**DATA LISTING**
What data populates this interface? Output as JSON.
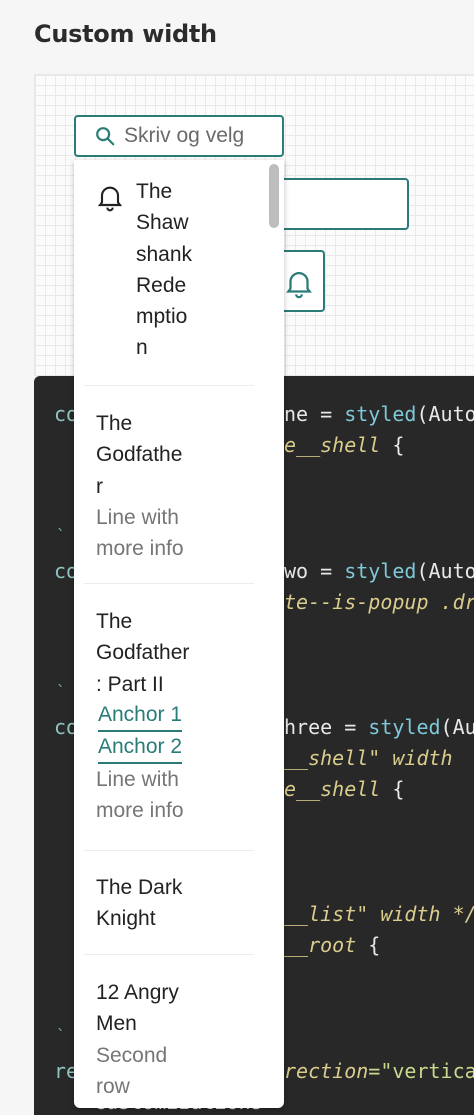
{
  "page": {
    "title": "Custom width"
  },
  "search": {
    "placeholder": "Skriv og velg"
  },
  "options": [
    {
      "title_lines": [
        "The",
        "Shaw",
        "shank",
        "Rede",
        "mptio",
        "n"
      ]
    },
    {
      "title_lines": [
        "The",
        "Godfathe",
        "r"
      ],
      "sub_lines": [
        "Line with",
        "more info"
      ]
    },
    {
      "title_lines": [
        "The",
        "Godfather",
        ": Part II"
      ],
      "anchors": [
        "Anchor 1",
        "Anchor 2"
      ],
      "sub_lines": [
        "Line with",
        "more info"
      ]
    },
    {
      "title_lines": [
        "The Dark",
        "Knight"
      ]
    },
    {
      "title_lines": [
        "12 Angry",
        "Men"
      ],
      "sub_lines": [
        "Second",
        "row"
      ]
    }
  ],
  "code": {
    "line1": {
      "kw": "co",
      "rest": "ne = ",
      "fn": "styled",
      "tail": "(Auto"
    },
    "line2": {
      "it": "e__shell",
      "tail": " {"
    },
    "line3": {
      "kw": "co",
      "rest": "wo = ",
      "fn": "styled",
      "tail": "(Auto"
    },
    "line4": {
      "it": "te--is-popup .dr"
    },
    "line5": {
      "kw": "co",
      "rest": "hree = ",
      "fn": "styled",
      "tail": "(Au"
    },
    "line6": {
      "it": "__shell\" width "
    },
    "line7": {
      "it": "e__shell",
      "tail": " {"
    },
    "line8": {
      "it": "__list\" width */"
    },
    "line9": {
      "it": "__root",
      "tail": " {"
    },
    "line10": {
      "kw": "re",
      "it": "rection",
      "tail": "=\"vertica"
    },
    "line11": {
      "text": "customizations"
    },
    "tick": "`"
  },
  "colors": {
    "accent": "#2a7c78",
    "code_bg": "#282828"
  },
  "icons": {
    "option1": "bell-icon",
    "search": "search-icon",
    "ghost_button": "bell-icon"
  }
}
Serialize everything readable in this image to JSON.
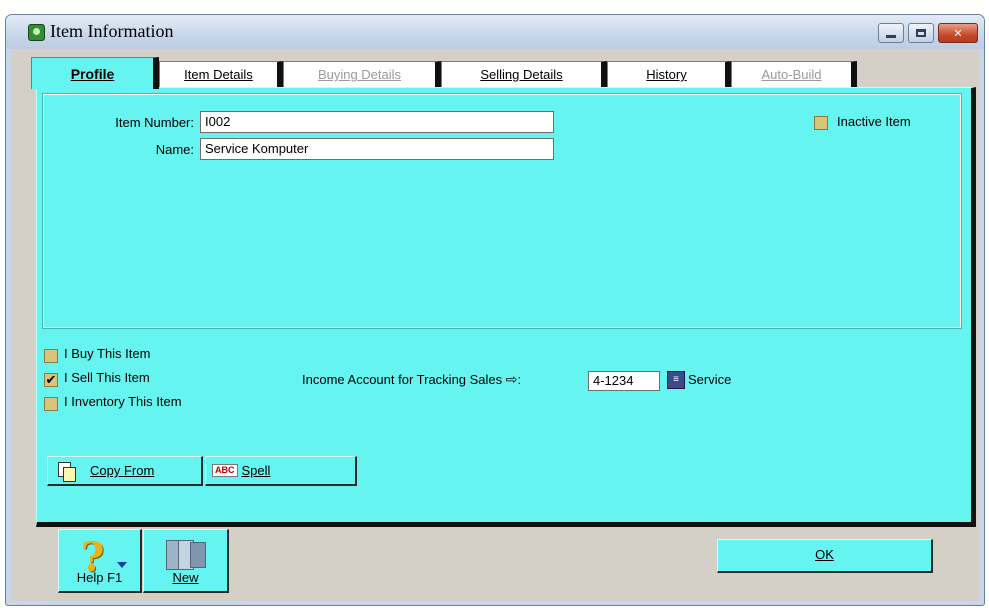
{
  "window": {
    "title": "Item Information",
    "minimize_label": "",
    "maximize_label": "",
    "close_label": "✕"
  },
  "tabs": [
    {
      "label": "Profile",
      "state": "active"
    },
    {
      "label": "Item Details",
      "state": "enabled"
    },
    {
      "label": "Buying Details",
      "state": "disabled"
    },
    {
      "label": "Selling Details",
      "state": "enabled"
    },
    {
      "label": "History",
      "state": "enabled"
    },
    {
      "label": "Auto-Build",
      "state": "disabled"
    }
  ],
  "profile": {
    "item_number_label": "Item Number:",
    "item_number_value": "I002",
    "name_label": "Name:",
    "name_value": "Service Komputer",
    "inactive_label": "Inactive Item",
    "inactive_checked": false
  },
  "options": {
    "buy_label": "I Buy This Item",
    "buy_checked": false,
    "sell_label": "I Sell This Item",
    "sell_checked": true,
    "sell_check_glyph": "✔",
    "inventory_label": "I Inventory This Item",
    "inventory_checked": false
  },
  "income_account": {
    "label": "Income Account for Tracking Sales",
    "arrow_glyph": "⇨",
    "colon": ":",
    "account_number": "4-1234",
    "account_name": "Service"
  },
  "panel_buttons": {
    "copy_from": "Copy From",
    "spell": "Spell",
    "spell_icon_text": "ABC"
  },
  "footer": {
    "help_label": "Help F1",
    "help_glyph": "?",
    "new_label": "New",
    "ok_label": "OK"
  },
  "colors": {
    "panel": "#66f4f0",
    "checkbox": "#d7c67a",
    "titlebar": "#c9d8ea",
    "close_button": "#c74a2c"
  }
}
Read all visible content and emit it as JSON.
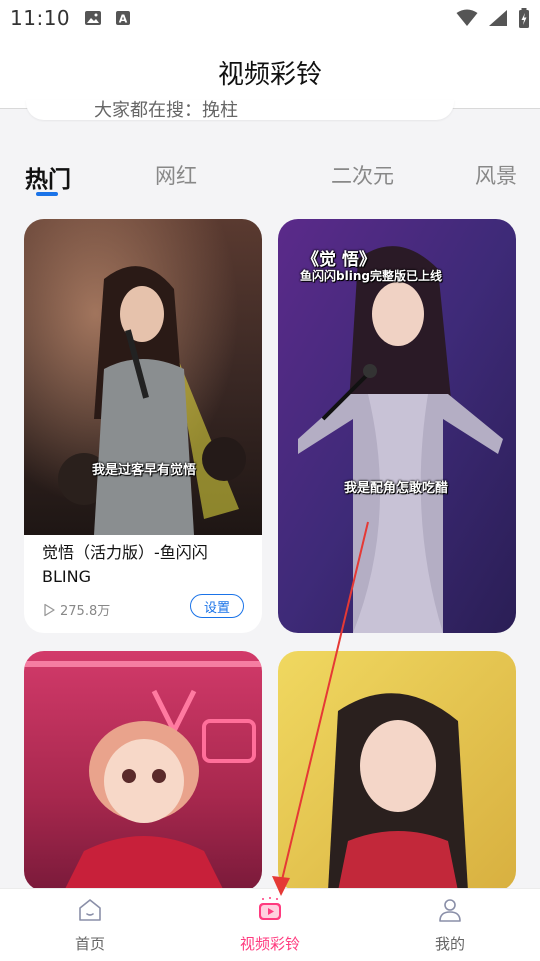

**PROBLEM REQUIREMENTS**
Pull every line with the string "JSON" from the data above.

**OUTPUT FOR THIS TASK**
What data populates this interface? Output as JSON.
Serialize everything readable in this image to JSON.
Read all visible content and emit it as JSON.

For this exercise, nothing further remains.